: Eitel, in 1899 first described
primary omental torsion as a rare entity as a cause acute abdominal pain 1.
Since then, around 300 cases have been reported worldwide 1.
Omental torsion can be classified as “primary” and “secondary”
or as “unipolar” and “bipolar”.
Primary or idiopathic torsion occurs spontaneously
without any underlying pathology and is seen less commonly. The predisposing
factors for development of primary omental torsion include anatomic variations
of omentum, obesity and variations in arrangement of omental blood vessels.
There are conditions which may precipitate primary omental torsion in an
otherwise normal omentum. These include trauma, hyperperistalsis and acute
changes in body position 1, 2.
Secondary omental torsion is more common and is
found to be associated with an underlying abdominal affection. Most commonly it
is seen in association inguinal hernias. Other conditions are omental cysts and
tumours, previous abdominal surgeries, inflammatory diseases of abdomen and
conditions that increase abdominal pressure 1.
In unipolar omental torsion the proximal end of
omentum is fixed but distal end remains free. In bipolar omental torsion both
ends of omentum are fixed 2. Primary or idiopathic omental torsion is always
unipolar but secondary omental torsion can develop both as unipolar or bipolar
Clinical presentation of right sided omental torsion
mimics acute appendicitis with a similar triad of pain, vomiting and
temperature. The patient typically presents with a first time episode of
constant, non-radiating pain in right lower quadrant which is gradually
increasing in severity. It may be associated nausea and vomiting also 1. Half
of the patients develop low grade fever and leukocytosis 3. The course of
illness is generally prolonged as the patient is systemically less sick as
compared to acute appendicitis. In some cases spontaneous resolution takes
place and such patients may again present with another episode of torsion at a
Clinical examination shows localized peritonitis.
Large omental torsions may present as abdominal lumps as was seen in our
Differential diagnosis in right sided omental
torsion includes acute appendicitis, acute cholecystitis and twisted ovarian
cyst in females.
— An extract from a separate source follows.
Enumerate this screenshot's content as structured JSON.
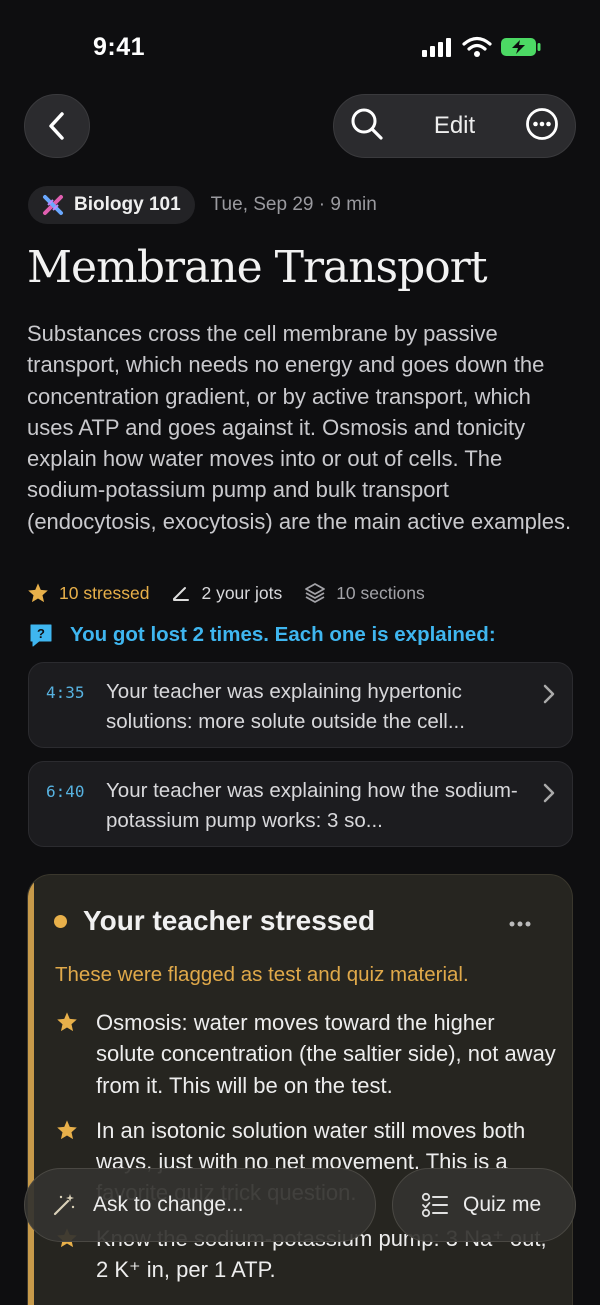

Left sided omental torsion is very uncommon and differential
diagnosis includes sigmoid diverticulitis and epiploic appendagitis 1.
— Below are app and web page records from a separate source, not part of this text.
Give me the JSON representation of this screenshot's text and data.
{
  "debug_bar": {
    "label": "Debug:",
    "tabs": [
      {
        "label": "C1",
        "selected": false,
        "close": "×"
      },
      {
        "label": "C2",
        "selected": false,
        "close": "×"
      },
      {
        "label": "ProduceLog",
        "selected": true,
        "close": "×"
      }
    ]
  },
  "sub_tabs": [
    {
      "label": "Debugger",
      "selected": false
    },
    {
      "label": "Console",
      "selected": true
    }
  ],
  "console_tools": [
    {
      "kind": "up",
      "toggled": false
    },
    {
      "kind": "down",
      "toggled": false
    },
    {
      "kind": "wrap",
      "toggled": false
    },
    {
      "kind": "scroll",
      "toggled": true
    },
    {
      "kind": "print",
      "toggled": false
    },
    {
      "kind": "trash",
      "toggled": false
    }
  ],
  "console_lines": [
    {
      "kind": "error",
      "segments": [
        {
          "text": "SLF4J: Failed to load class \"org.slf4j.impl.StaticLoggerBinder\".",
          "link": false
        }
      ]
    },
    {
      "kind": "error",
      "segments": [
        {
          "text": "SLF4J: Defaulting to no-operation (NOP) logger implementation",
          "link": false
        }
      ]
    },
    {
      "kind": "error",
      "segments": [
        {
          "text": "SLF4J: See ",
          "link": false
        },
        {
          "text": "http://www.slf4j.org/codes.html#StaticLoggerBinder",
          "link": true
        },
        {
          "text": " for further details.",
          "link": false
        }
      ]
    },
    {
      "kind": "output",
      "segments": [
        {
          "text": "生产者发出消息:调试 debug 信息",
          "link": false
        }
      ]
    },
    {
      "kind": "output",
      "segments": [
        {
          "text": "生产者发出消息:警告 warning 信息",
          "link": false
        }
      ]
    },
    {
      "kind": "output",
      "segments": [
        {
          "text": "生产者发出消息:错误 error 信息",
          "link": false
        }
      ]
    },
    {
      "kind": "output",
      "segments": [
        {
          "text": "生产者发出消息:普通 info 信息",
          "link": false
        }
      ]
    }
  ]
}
In radiology, ultrasonography shows complex mass
with a mixture of solid and hypoechoic zones and free fluid in the peritoneal
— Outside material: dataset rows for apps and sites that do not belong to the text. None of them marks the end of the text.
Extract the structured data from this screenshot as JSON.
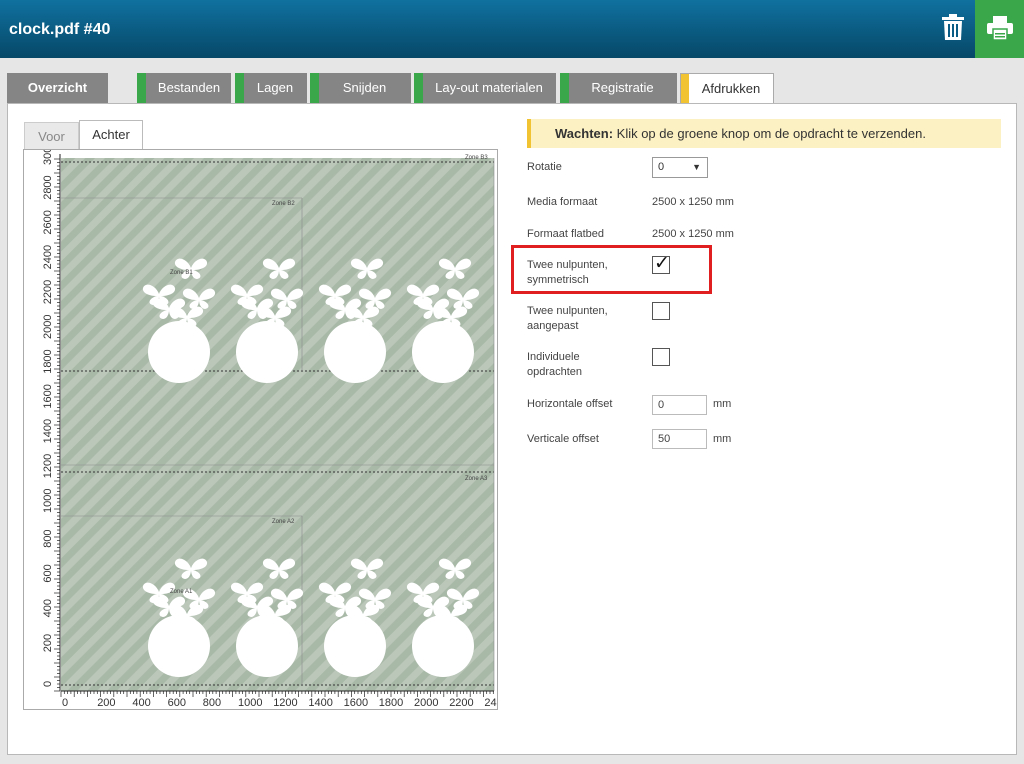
{
  "window": {
    "title": "clock.pdf #40"
  },
  "toolbar": {
    "trash_icon": "trash-icon",
    "print_icon": "printer-icon",
    "accent": "#3aa84a"
  },
  "tabs": [
    {
      "label": "Overzicht",
      "status": "none"
    },
    {
      "label": "Bestanden",
      "status": "done"
    },
    {
      "label": "Lagen",
      "status": "done"
    },
    {
      "label": "Snijden",
      "status": "done"
    },
    {
      "label": "Lay-out materialen",
      "status": "done"
    },
    {
      "label": "Registratie",
      "status": "done"
    },
    {
      "label": "Afdrukken",
      "status": "active"
    }
  ],
  "side_tabs": {
    "front": "Voor",
    "back": "Achter"
  },
  "preview": {
    "zones": [
      "Zone B3",
      "Zone B2",
      "Zone B1",
      "Zone A3",
      "Zone A2",
      "Zone A1"
    ],
    "ruler_y": [
      "3000",
      "2800",
      "2600",
      "2400",
      "2200",
      "2000",
      "1800",
      "1600",
      "1400",
      "1200",
      "1000",
      "800",
      "600",
      "400",
      "200",
      "0"
    ],
    "ruler_x": [
      "0",
      "200",
      "400",
      "600",
      "800",
      "1000",
      "1200",
      "1400",
      "1600",
      "1800",
      "2000",
      "2200",
      "24"
    ]
  },
  "banner": {
    "bold": "Wachten:",
    "text": " Klik op de groene knop om de opdracht te verzenden."
  },
  "form": {
    "rotation_label": "Rotatie",
    "rotation_value": "0",
    "media_format_label": "Media formaat",
    "media_format_value": "2500 x 1250 mm",
    "flatbed_format_label": "Formaat flatbed",
    "flatbed_format_value": "2500 x 1250 mm",
    "two_zero_sym_label_1": "Twee nulpunten,",
    "two_zero_sym_label_2": "symmetrisch",
    "two_zero_sym_checked": "✓",
    "two_zero_custom_label_1": "Twee nulpunten,",
    "two_zero_custom_label_2": "aangepast",
    "individual_label_1": "Individuele",
    "individual_label_2": "opdrachten",
    "h_offset_label": "Horizontale offset",
    "h_offset_value": "0",
    "v_offset_label": "Verticale offset",
    "v_offset_value": "50",
    "unit": "mm"
  }
}
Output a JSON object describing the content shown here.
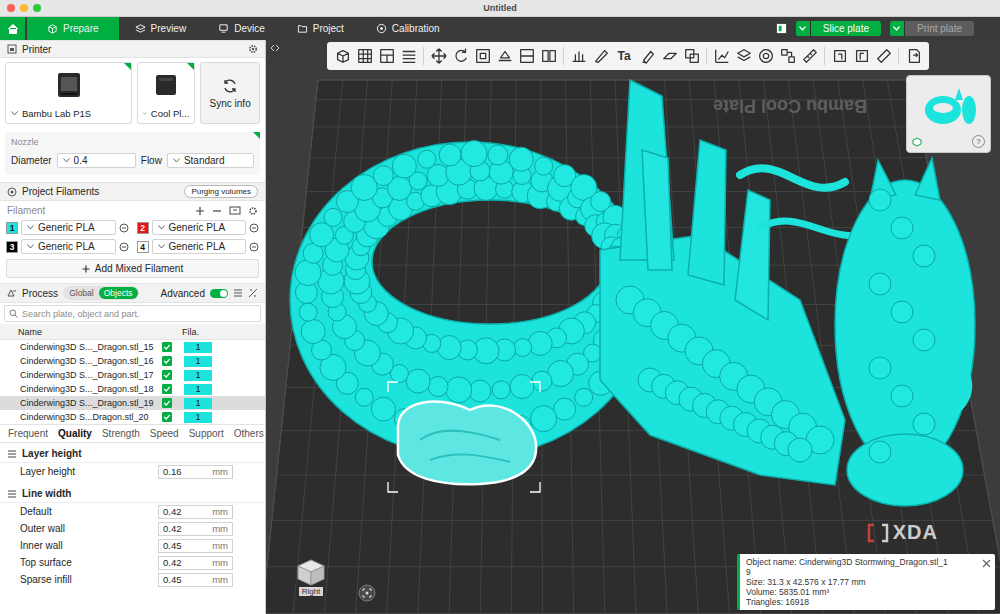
{
  "window": {
    "title": "Untitled"
  },
  "nav": {
    "tabs": [
      {
        "label": "Prepare",
        "selected": true
      },
      {
        "label": "Preview",
        "selected": false
      },
      {
        "label": "Device",
        "selected": false
      },
      {
        "label": "Project",
        "selected": false
      },
      {
        "label": "Calibration",
        "selected": false
      }
    ],
    "slice_button": {
      "label": "Slice plate",
      "disabled": false
    },
    "print_button": {
      "label": "Print plate",
      "disabled": true
    }
  },
  "printer": {
    "header": "Printer",
    "printer_name": "Bambu Lab P1S",
    "plate_name": "Cool Pl...",
    "sync_label": "Sync info",
    "nozzle_label": "Nozzle",
    "diameter_label": "Diameter",
    "diameter": "0.4",
    "flow_label": "Flow",
    "flow": "Standard"
  },
  "filaments": {
    "header": "Project Filaments",
    "purging": "Purging volumes",
    "label": "Filament",
    "items": [
      {
        "index": "1",
        "name": "Generic PLA",
        "color": "#1de3dd"
      },
      {
        "index": "2",
        "name": "Generic PLA",
        "color": "#e8141a"
      },
      {
        "index": "3",
        "name": "Generic PLA",
        "color": "#000000"
      },
      {
        "index": "4",
        "name": "Generic PLA",
        "color": "#ffffff"
      }
    ],
    "add_mixed": "Add Mixed Filament"
  },
  "process": {
    "header": "Process",
    "scope": [
      {
        "label": "Global",
        "selected": false
      },
      {
        "label": "Objects",
        "selected": true
      }
    ],
    "advanced_label": "Advanced",
    "advanced": true,
    "search_placeholder": "Search plate, object and part.",
    "columns": [
      "Name",
      "Fila."
    ],
    "objects": [
      {
        "name": "Cinderwing3D S..._Dragon.stl_15",
        "checked": true,
        "filament": "1",
        "selected": false
      },
      {
        "name": "Cinderwing3D S..._Dragon.stl_16",
        "checked": true,
        "filament": "1",
        "selected": false
      },
      {
        "name": "Cinderwing3D S..._Dragon.stl_17",
        "checked": true,
        "filament": "1",
        "selected": false
      },
      {
        "name": "Cinderwing3D S..._Dragon.stl_18",
        "checked": true,
        "filament": "1",
        "selected": false
      },
      {
        "name": "Cinderwing3D S..._Dragon.stl_19",
        "checked": true,
        "filament": "1",
        "selected": true
      },
      {
        "name": "Cinderwing3D S...Dragon.stl_20",
        "checked": true,
        "filament": "1",
        "selected": false
      }
    ]
  },
  "settings_tabs": [
    {
      "label": "Frequent",
      "selected": false
    },
    {
      "label": "Quality",
      "selected": true
    },
    {
      "label": "Strength",
      "selected": false
    },
    {
      "label": "Speed",
      "selected": false
    },
    {
      "label": "Support",
      "selected": false
    },
    {
      "label": "Others",
      "selected": false
    }
  ],
  "sections": [
    {
      "title": "Layer height",
      "rows": [
        {
          "label": "Layer height",
          "value": "0.16",
          "unit": "mm"
        }
      ]
    },
    {
      "title": "Line width",
      "rows": [
        {
          "label": "Default",
          "value": "0.42",
          "unit": "mm"
        },
        {
          "label": "Outer wall",
          "value": "0.42",
          "unit": "mm"
        },
        {
          "label": "Inner wall",
          "value": "0.45",
          "unit": "mm"
        },
        {
          "label": "Top surface",
          "value": "0.42",
          "unit": "mm"
        },
        {
          "label": "Sparse infill",
          "value": "0.45",
          "unit": "mm"
        }
      ]
    }
  ],
  "canvas": {
    "plate_label": "Bambu Cool Plate",
    "text_tool_glyph": "Ta",
    "view_cube_label": "Right",
    "thumbnail_help": "?",
    "watermark": "XDA"
  },
  "object_info": {
    "lines": [
      "Object name: Cinderwing3D Stormwing_Dragon.stl_1",
      "9",
      "Size: 31.3 x 42.576 x 17.77 mm",
      "Volume: 5835.01 mm³",
      "Triangles: 16918"
    ]
  }
}
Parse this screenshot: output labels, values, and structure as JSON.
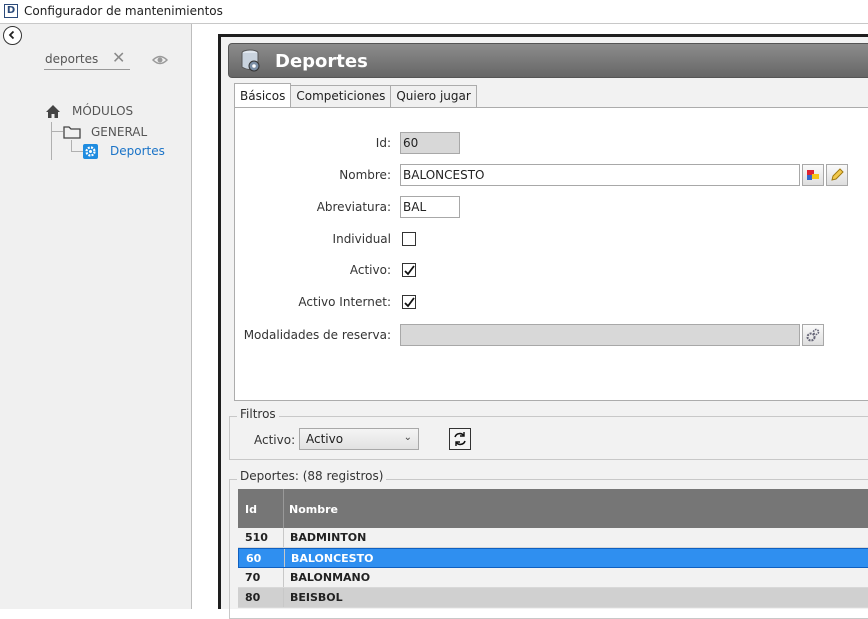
{
  "window": {
    "title": "Configurador de mantenimientos",
    "app_icon_letter": "D"
  },
  "sidebar": {
    "search": {
      "value": "deportes"
    },
    "tree": {
      "root": {
        "label": "MÓDULOS",
        "icon": "home-icon"
      },
      "group": {
        "label": "GENERAL",
        "icon": "folder-icon"
      },
      "item": {
        "label": "Deportes",
        "icon": "gear-icon"
      }
    }
  },
  "header": {
    "title": "Deportes",
    "icon": "database-gear-icon"
  },
  "tabs": [
    {
      "label": "Básicos",
      "active": true
    },
    {
      "label": "Competiciones",
      "active": false
    },
    {
      "label": "Quiero jugar",
      "active": false
    }
  ],
  "form": {
    "id": {
      "label": "Id:",
      "value": "60"
    },
    "nombre": {
      "label": "Nombre:",
      "value": "BALONCESTO"
    },
    "abreviatura": {
      "label": "Abreviatura:",
      "value": "BAL"
    },
    "individual": {
      "label": "Individual",
      "checked": false
    },
    "activo": {
      "label": "Activo:",
      "checked": true
    },
    "activo_internet": {
      "label": "Activo Internet:",
      "checked": true
    },
    "modalidades": {
      "label": "Modalidades de reserva:",
      "value": ""
    }
  },
  "filters": {
    "title": "Filtros",
    "activo_label": "Activo:",
    "activo_value": "Activo"
  },
  "list": {
    "title": "Deportes:",
    "count": "(88 registros)",
    "columns": {
      "id": "Id",
      "name": "Nombre"
    },
    "rows": [
      {
        "id": "510",
        "name": "BADMINTON",
        "selected": false
      },
      {
        "id": "60",
        "name": "BALONCESTO",
        "selected": true
      },
      {
        "id": "70",
        "name": "BALONMANO",
        "selected": false
      },
      {
        "id": "80",
        "name": "BEISBOL",
        "selected": false
      }
    ]
  },
  "colors": {
    "accent": "#2f8ff0",
    "tree_selected": "#1a73c7",
    "header_bg": "#767676"
  }
}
cavity. Although not very specific but it
may help to rule out other more common conditions like acute appendicitis and
cholecystitis. In contrast, CT scan has got high sensitivity for detecting an
omental mass. The ‘whirl’ sign is the classical sign of omental torsion. It
consists of an ill defined omental/fatty mass with strands of twisted blood
vessels whirling around a central vascular pedicle. The specificity of CT scan
is low in detecting omental torsion because similar pattern is also seen in fat
containing neoplasm, internal hernia containing omentocoele, epiploic
appendagitis and panniculitis 4.
selected cases, where the patient is stable and willing and diagnosis certain,
conservative treatment may be offered and recovery is expected in two weeks 4.
But if the conservative trial fails it may result in formation of
intra-abdominal abscess which may increase the abdominal pain, hospital stay
and cost of treatment.
laparoscopy has now become the diagnostic and therapeutic tool of choice in the
management of omental torsion because low morbidity, rapid
recovery and good aesthetic results that it offers. While doing diagnostic laparoscopy if one comes across a
normal looking appendix and gall bladder along with haemorrhagic/serosanguinous
free fluid in the peritoneal cavity Fig. 1a, possibility of omental torsion
should also be kept in mind and should be actively looked for. It is suggested
that appendicectomy should be done in the same sitting to avoid diagnostic
dilemma in future.